CHICAGO • When President Obama leaves office in January, his legacy — in many Hispanics' minds, at least — will largely be defined by his record number of deportations.
Despite his executive actions to keep certain unlawfully present immigrants from being deported, Obama has distinguished himself by sending more than 2.5 million unauthorized immigrants back to their native lands.
Hopefully, history will also remember that Obama has done an admirable job of putting Hispanics into high-visibility positions in both his administration and in other top government posts.
He currently has four Cabinet or Cabinet-level Latino office-holders — Labor Secretary Thomas E. Perez, Housing and Urban Development Secretary Julian Castro, Education Secretary John King, and Small Business Administrator Maria Contreras-Sweet — out of a total of 23 such positions.
Amazingly, at 17 percent, the number of the president's Latino executive department heads accurately reflects the percentage of Hispanics in the U.S. population.
Kenneth Romero-Cruz, executive director of the National Hispanic Caucus of State Legislators (NHCSL), an organization representing Hispanic state legislators, wants to keep it that way.
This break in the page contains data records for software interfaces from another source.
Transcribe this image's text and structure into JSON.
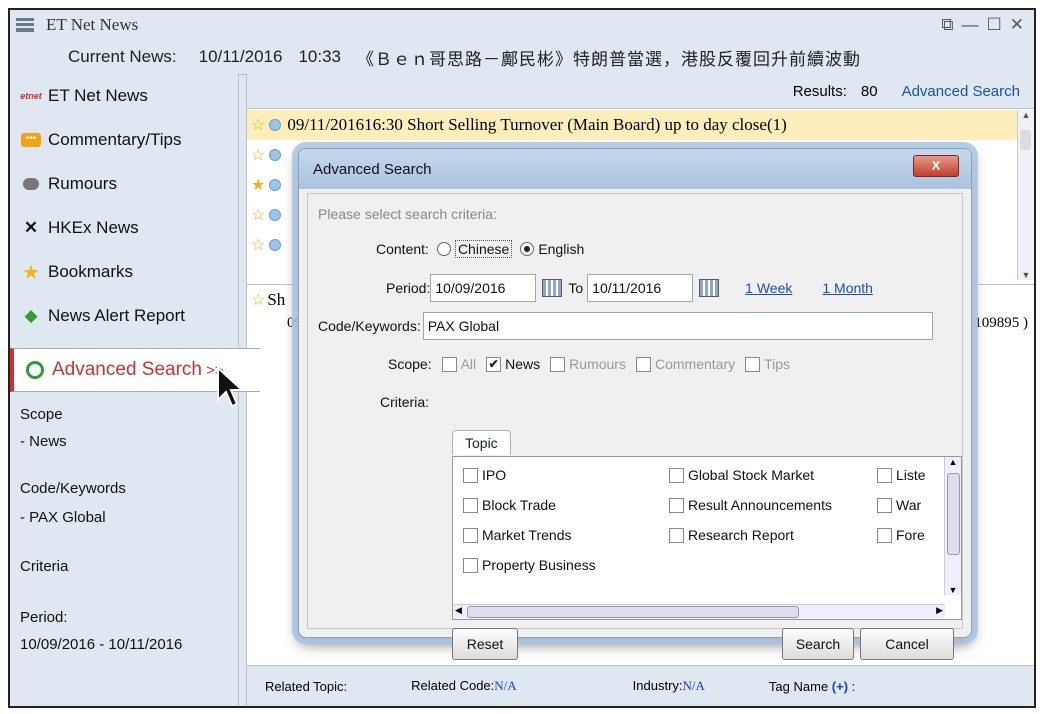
{
  "window": {
    "title": "ET Net News",
    "controls": [
      "⧉",
      "—",
      "☐",
      "✕"
    ]
  },
  "current_news": {
    "label": "Current News:",
    "date": "10/11/2016",
    "time": "10:33",
    "headline": "《Ｂｅｎ哥思路－鄺民彬》特朗普當選，港股反覆回升前續波動"
  },
  "sidebar": {
    "items": [
      {
        "label": "ET Net News",
        "icon": "etnet-logo-icon",
        "glyph": "etnet"
      },
      {
        "label": "Commentary/Tips",
        "icon": "chat-bubble-icon",
        "glyph": "💬"
      },
      {
        "label": "Rumours",
        "icon": "speech-icon",
        "glyph": "🗨"
      },
      {
        "label": "HKEx News",
        "icon": "x-icon",
        "glyph": "✕"
      },
      {
        "label": "Bookmarks",
        "icon": "star-icon",
        "glyph": "★"
      },
      {
        "label": "News Alert Report",
        "icon": "alert-arrow-icon",
        "glyph": "◆"
      }
    ],
    "active": {
      "label": "Advanced Search",
      "suffix": ">>",
      "icon": "search-icon",
      "glyph": "🔍"
    },
    "summary": {
      "scope_label": "Scope",
      "scope_value": "- News",
      "code_label": "Code/Keywords",
      "code_value": "- PAX Global",
      "criteria_label": "Criteria",
      "period_label": "Period:",
      "period_value": "10/09/2016  -  10/11/2016"
    }
  },
  "results": {
    "label": "Results:",
    "count": "80",
    "advanced_link": "Advanced Search"
  },
  "news_list": [
    {
      "text": "09/11/201616:30 Short Selling Turnover (Main Board) up to day close(1)",
      "starred": false,
      "selected": true
    },
    {
      "text": "",
      "starred": false,
      "selected": false
    },
    {
      "text": "",
      "starred": true,
      "selected": false
    },
    {
      "text": "",
      "starred": false,
      "selected": false
    },
    {
      "text": "",
      "starred": false,
      "selected": false
    }
  ],
  "detail": {
    "title_fragment": "Sh",
    "date_fragment": "09/",
    "id_fragment": "61109895 )"
  },
  "bottom_bar": {
    "related_topic": "Related Topic:",
    "related_code_label": "Related Code:",
    "related_code_value": "N/A",
    "industry_label": "Industry:",
    "industry_value": "N/A",
    "tag_label": "Tag Name",
    "tag_plus": "(+)",
    "tag_colon": ":"
  },
  "dialog": {
    "title": "Advanced Search",
    "close": "X",
    "hint": "Please select search criteria:",
    "content_label": "Content:",
    "content_options": [
      {
        "label": "Chinese",
        "checked": false
      },
      {
        "label": "English",
        "checked": true
      }
    ],
    "period_label": "Period:",
    "period_from": "10/09/2016",
    "period_to_label": "To",
    "period_to": "10/11/2016",
    "week_link": "1 Week",
    "month_link": "1 Month",
    "code_label": "Code/Keywords:",
    "code_value": "PAX Global",
    "scope_label": "Scope:",
    "scope_options": [
      {
        "label": "All",
        "checked": false,
        "enabled": false
      },
      {
        "label": "News",
        "checked": true,
        "enabled": true
      },
      {
        "label": "Rumours",
        "checked": false,
        "enabled": false
      },
      {
        "label": "Commentary",
        "checked": false,
        "enabled": false
      },
      {
        "label": "Tips",
        "checked": false,
        "enabled": false
      }
    ],
    "criteria_label": "Criteria:",
    "tab_label": "Topic",
    "topics": [
      [
        "IPO",
        "Global Stock Market",
        "Liste"
      ],
      [
        "Block Trade",
        "Result Announcements",
        "War"
      ],
      [
        "Market Trends",
        "Research Report",
        "Fore"
      ],
      [
        "Property Business"
      ]
    ],
    "reset": "Reset",
    "search": "Search",
    "cancel": "Cancel"
  }
}
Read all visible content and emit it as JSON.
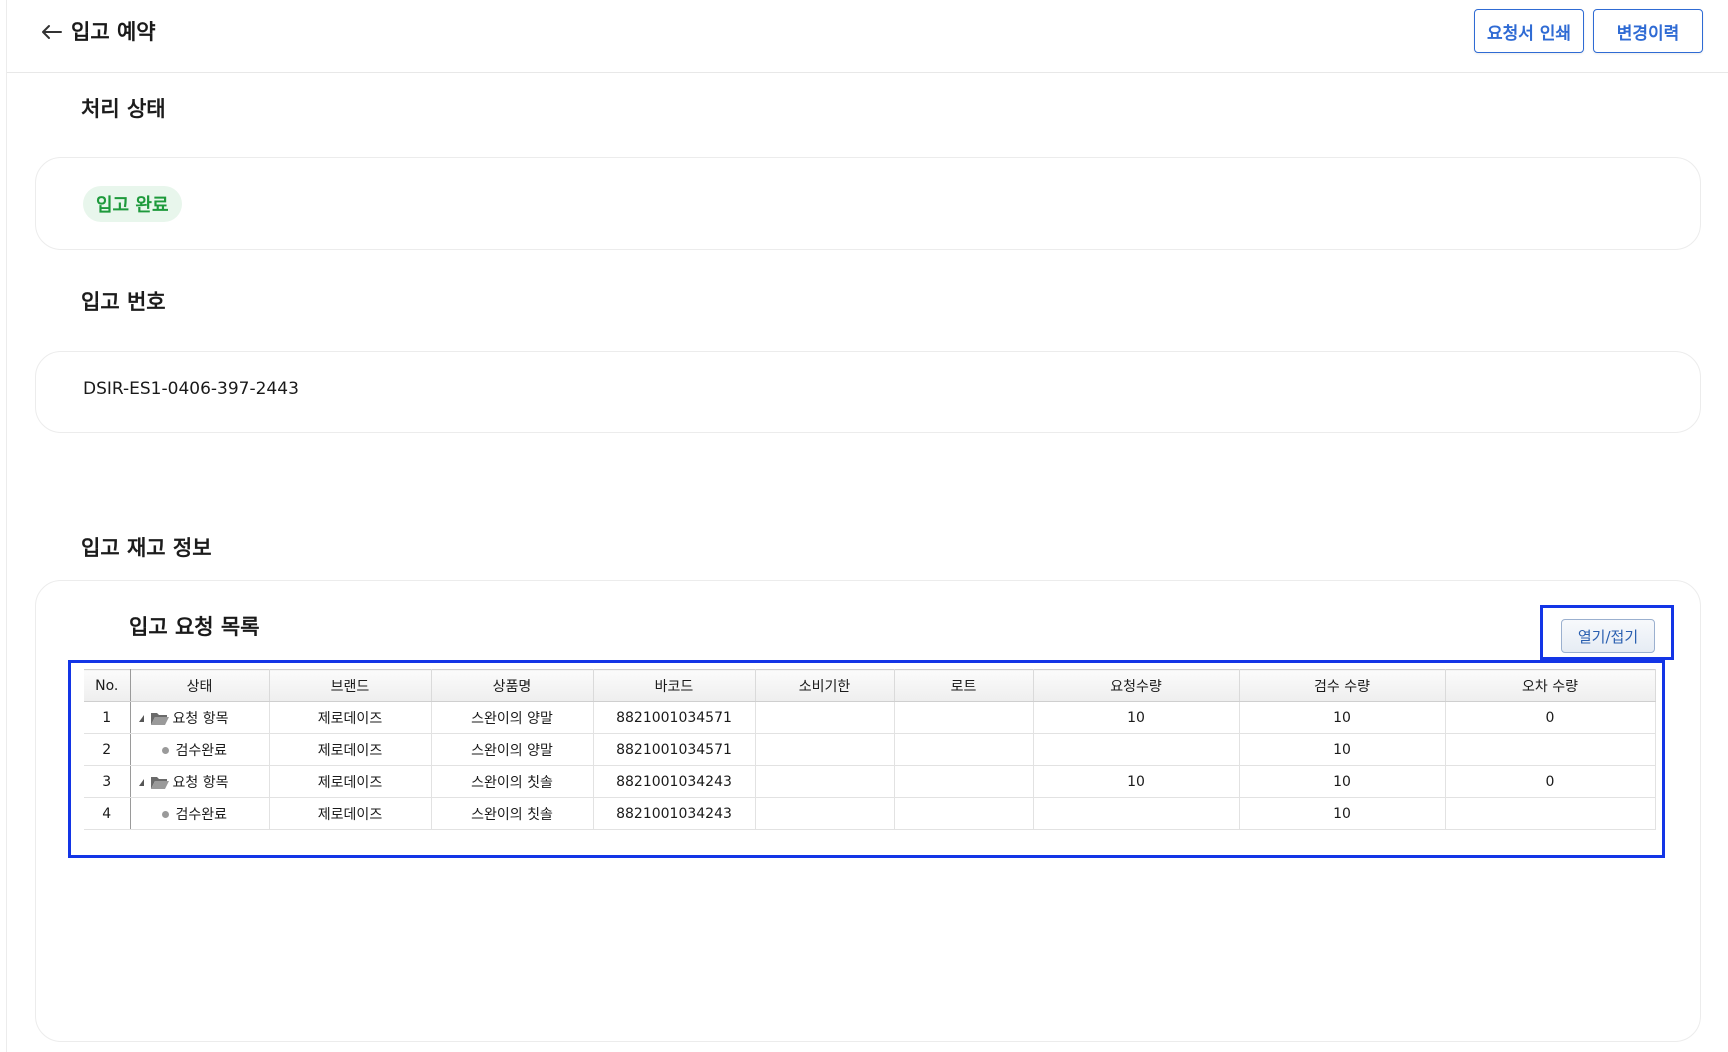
{
  "header": {
    "title": "입고 예약",
    "print_button": "요청서 인쇄",
    "history_button": "변경이력"
  },
  "status_section": {
    "title": "처리 상태",
    "badge": "입고 완료",
    "badge_color": "#1e9a3c"
  },
  "number_section": {
    "title": "입고 번호",
    "value": "DSIR-ES1-0406-397-2443"
  },
  "stock_section": {
    "title": "입고 재고 정보",
    "list_title": "입고 요청 목록",
    "toggle_button": "열기/접기",
    "columns": [
      "No.",
      "상태",
      "브랜드",
      "상품명",
      "바코드",
      "소비기한",
      "로트",
      "요청수량",
      "검수 수량",
      "오차 수량"
    ],
    "rows": [
      {
        "no": "1",
        "status": "요청 항목",
        "kind": "folder",
        "brand": "제로데이즈",
        "product": "스완이의 양말",
        "barcode": "8821001034571",
        "expiry": "",
        "lot": "",
        "requested": "10",
        "inspected": "10",
        "diff": "0"
      },
      {
        "no": "2",
        "status": "검수완료",
        "kind": "leaf",
        "brand": "제로데이즈",
        "product": "스완이의 양말",
        "barcode": "8821001034571",
        "expiry": "",
        "lot": "",
        "requested": "",
        "inspected": "10",
        "diff": ""
      },
      {
        "no": "3",
        "status": "요청 항목",
        "kind": "folder",
        "brand": "제로데이즈",
        "product": "스완이의 칫솔",
        "barcode": "8821001034243",
        "expiry": "",
        "lot": "",
        "requested": "10",
        "inspected": "10",
        "diff": "0"
      },
      {
        "no": "4",
        "status": "검수완료",
        "kind": "leaf",
        "brand": "제로데이즈",
        "product": "스완이의 칫솔",
        "barcode": "8821001034243",
        "expiry": "",
        "lot": "",
        "requested": "",
        "inspected": "10",
        "diff": ""
      }
    ]
  },
  "colors": {
    "accent": "#2f6bd4",
    "highlight_frame": "#1335e6"
  }
}
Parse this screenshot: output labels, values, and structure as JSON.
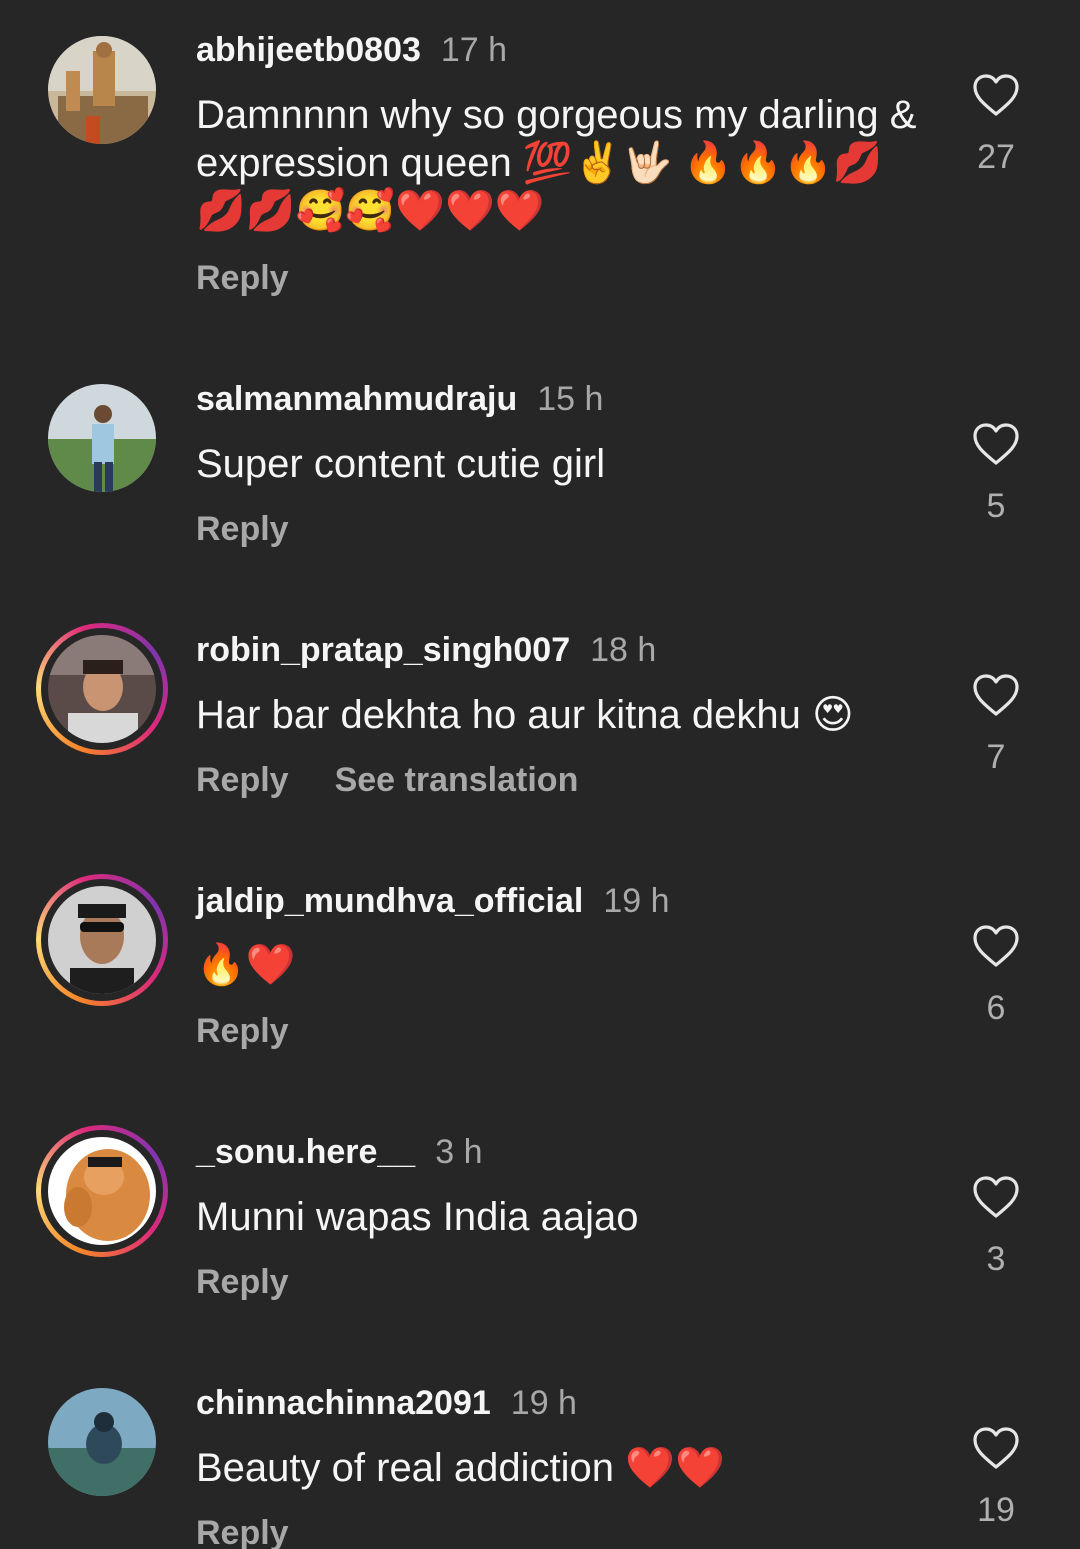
{
  "comments": [
    {
      "username": "abhijeetb0803",
      "time": "17 h",
      "text": "Damnnnn why so gorgeous my darling & expression queen 💯✌️🤟🏻 🔥🔥🔥💋💋💋🥰🥰❤️❤️❤️",
      "reply_label": "Reply",
      "like_count": "27",
      "heart_icon": "heart-outline-icon"
    },
    {
      "username": "salmanmahmudraju",
      "time": "15 h",
      "text": "Super content cutie girl",
      "reply_label": "Reply",
      "like_count": "5",
      "heart_icon": "heart-outline-icon"
    },
    {
      "username": "robin_pratap_singh007",
      "time": "18 h",
      "text": "Har bar dekhta ho aur kitna dekhu 😍",
      "reply_label": "Reply",
      "translation_label": "See translation",
      "like_count": "7",
      "heart_icon": "heart-outline-icon"
    },
    {
      "username": "jaldip_mundhva_official",
      "time": "19 h",
      "text": "🔥❤️",
      "reply_label": "Reply",
      "like_count": "6",
      "heart_icon": "heart-outline-icon"
    },
    {
      "username": "_sonu.here__",
      "time": "3 h",
      "text": "Munni wapas India aajao",
      "reply_label": "Reply",
      "like_count": "3",
      "heart_icon": "heart-outline-icon"
    },
    {
      "username": "chinnachinna2091",
      "time": "19 h",
      "text": "Beauty of real addiction ❤️❤️",
      "reply_label": "Reply",
      "like_count": "19",
      "heart_icon": "heart-outline-icon"
    }
  ]
}
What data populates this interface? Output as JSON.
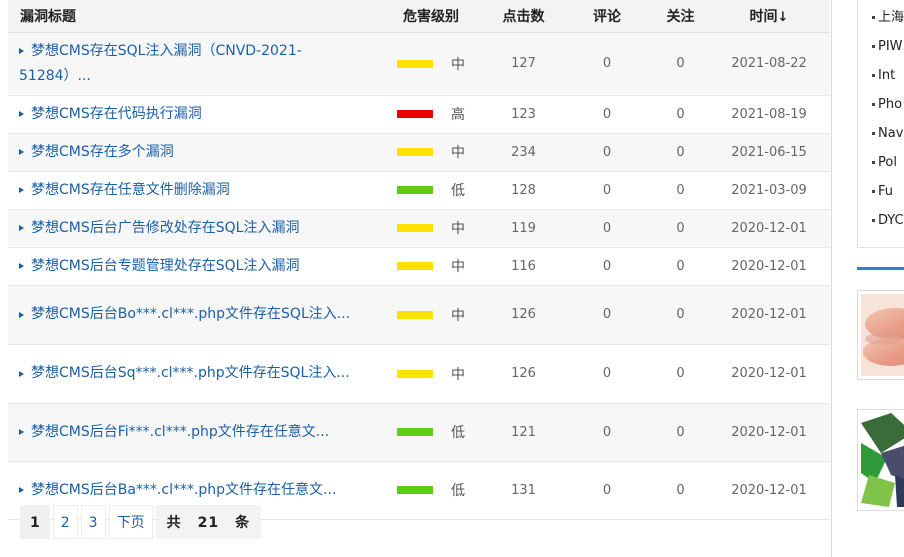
{
  "table": {
    "headers": {
      "title": "漏洞标题",
      "level": "危害级别",
      "clicks": "点击数",
      "comments": "评论",
      "follows": "关注",
      "time": "时间",
      "time_sort": "↓"
    },
    "level_colors": {
      "高": "#e60000",
      "中": "#ffe100",
      "低": "#5fcc12"
    },
    "rows": [
      {
        "title": "梦想CMS存在SQL注入漏洞（CNVD-2021-51284）...",
        "level": "中",
        "clicks": "127",
        "comments": "0",
        "follows": "0",
        "time": "2021-08-22"
      },
      {
        "title": "梦想CMS存在代码执行漏洞",
        "level": "高",
        "clicks": "123",
        "comments": "0",
        "follows": "0",
        "time": "2021-08-19"
      },
      {
        "title": "梦想CMS存在多个漏洞",
        "level": "中",
        "clicks": "234",
        "comments": "0",
        "follows": "0",
        "time": "2021-06-15"
      },
      {
        "title": "梦想CMS存在任意文件删除漏洞",
        "level": "低",
        "clicks": "128",
        "comments": "0",
        "follows": "0",
        "time": "2021-03-09"
      },
      {
        "title": "梦想CMS后台广告修改处存在SQL注入漏洞",
        "level": "中",
        "clicks": "119",
        "comments": "0",
        "follows": "0",
        "time": "2020-12-01"
      },
      {
        "title": "梦想CMS后台专题管理处存在SQL注入漏洞",
        "level": "中",
        "clicks": "116",
        "comments": "0",
        "follows": "0",
        "time": "2020-12-01"
      },
      {
        "title": "梦想CMS后台Bo***.cl***.php文件存在SQL注入...",
        "level": "中",
        "clicks": "126",
        "comments": "0",
        "follows": "0",
        "time": "2020-12-01"
      },
      {
        "title": "梦想CMS后台Sq***.cl***.php文件存在SQL注入...",
        "level": "中",
        "clicks": "126",
        "comments": "0",
        "follows": "0",
        "time": "2020-12-01"
      },
      {
        "title": "梦想CMS后台Fi***.cl***.php文件存在任意文...",
        "level": "低",
        "clicks": "121",
        "comments": "0",
        "follows": "0",
        "time": "2020-12-01"
      },
      {
        "title": "梦想CMS后台Ba***.cl***.php文件存在任意文...",
        "level": "低",
        "clicks": "131",
        "comments": "0",
        "follows": "0",
        "time": "2020-12-01"
      }
    ]
  },
  "pagination": {
    "pages": [
      "1",
      "2",
      "3"
    ],
    "current": "1",
    "next": "下页",
    "total_prefix": "共",
    "total_count": "21",
    "total_suffix": "条"
  },
  "sidebar": {
    "items": [
      "上海",
      "PIW",
      "Int",
      "Pho",
      "Nav",
      "Pol",
      "Fu",
      "DYC"
    ]
  },
  "colors": {
    "link": "#1a5fa8",
    "accent": "#2f7fd0"
  }
}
His group has vowed to act as a watchdog on the next president's administration to ensure that Latinos lose no ground.